Unique State Laws about breastfeeding
Some states have specific, unique laws which apply nowhere else, and studying those can tell us a lot about the way that breastfeeding is often viewed. Puerto Rico, for instance, requires public places such as shopping malls and airports to have designated breastfeeding areas. These must be distinct from bathrooms. Similarly, Louisiana law states that state buildings must provide suitable areas for breastfeeding and lactation. It seems as though other states might well be following in these footsteps soon. How quickly, however, is anyone’s guess – and only time will tell what happens.
Looking Ahead – the future of breastfeeding laws
It is hard to predict what is likely to change in the way the law treats breastfeeding. But if there is anything we can say for certain, it is that the public perception of this natural act does seem to be gradually shifting to a more positive one. The more that this happens, the more comfortable mothers will feel about breastfeeding in public with a breastfeeding cover up. And with that, more and more places will change their laws to allow for a more relaxed attitude towards public breastfeeding. In time, we hope that it will become much easier for mothers everywhere to breastfeed wherever they might need to, in security and comfort.
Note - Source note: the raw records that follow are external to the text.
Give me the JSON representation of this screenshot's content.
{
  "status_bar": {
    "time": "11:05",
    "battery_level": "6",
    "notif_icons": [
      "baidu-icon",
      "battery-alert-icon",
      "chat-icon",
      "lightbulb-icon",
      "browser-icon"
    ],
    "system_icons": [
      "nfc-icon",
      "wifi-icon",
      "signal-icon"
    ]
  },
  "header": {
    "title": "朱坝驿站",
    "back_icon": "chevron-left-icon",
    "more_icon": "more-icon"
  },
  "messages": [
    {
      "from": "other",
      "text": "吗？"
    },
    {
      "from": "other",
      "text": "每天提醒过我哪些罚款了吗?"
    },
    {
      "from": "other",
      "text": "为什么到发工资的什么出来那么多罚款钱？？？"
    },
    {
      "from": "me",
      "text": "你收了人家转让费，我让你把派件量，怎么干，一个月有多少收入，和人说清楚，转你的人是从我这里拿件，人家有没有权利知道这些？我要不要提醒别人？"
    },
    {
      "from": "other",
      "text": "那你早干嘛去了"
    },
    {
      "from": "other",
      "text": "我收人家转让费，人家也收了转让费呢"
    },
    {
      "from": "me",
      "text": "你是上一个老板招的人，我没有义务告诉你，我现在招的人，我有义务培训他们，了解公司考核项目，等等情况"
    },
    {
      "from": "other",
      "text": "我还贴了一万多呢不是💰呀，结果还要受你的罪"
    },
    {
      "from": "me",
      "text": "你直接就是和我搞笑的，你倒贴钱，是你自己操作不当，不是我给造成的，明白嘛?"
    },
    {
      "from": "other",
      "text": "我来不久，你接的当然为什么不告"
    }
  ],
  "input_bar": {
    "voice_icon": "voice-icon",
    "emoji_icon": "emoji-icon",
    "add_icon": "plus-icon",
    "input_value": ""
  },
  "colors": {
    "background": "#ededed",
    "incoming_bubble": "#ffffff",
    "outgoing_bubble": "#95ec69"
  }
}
Look for a breastfeeding law update every year for National Breastfeeding Month from all of us at DRIA Cover.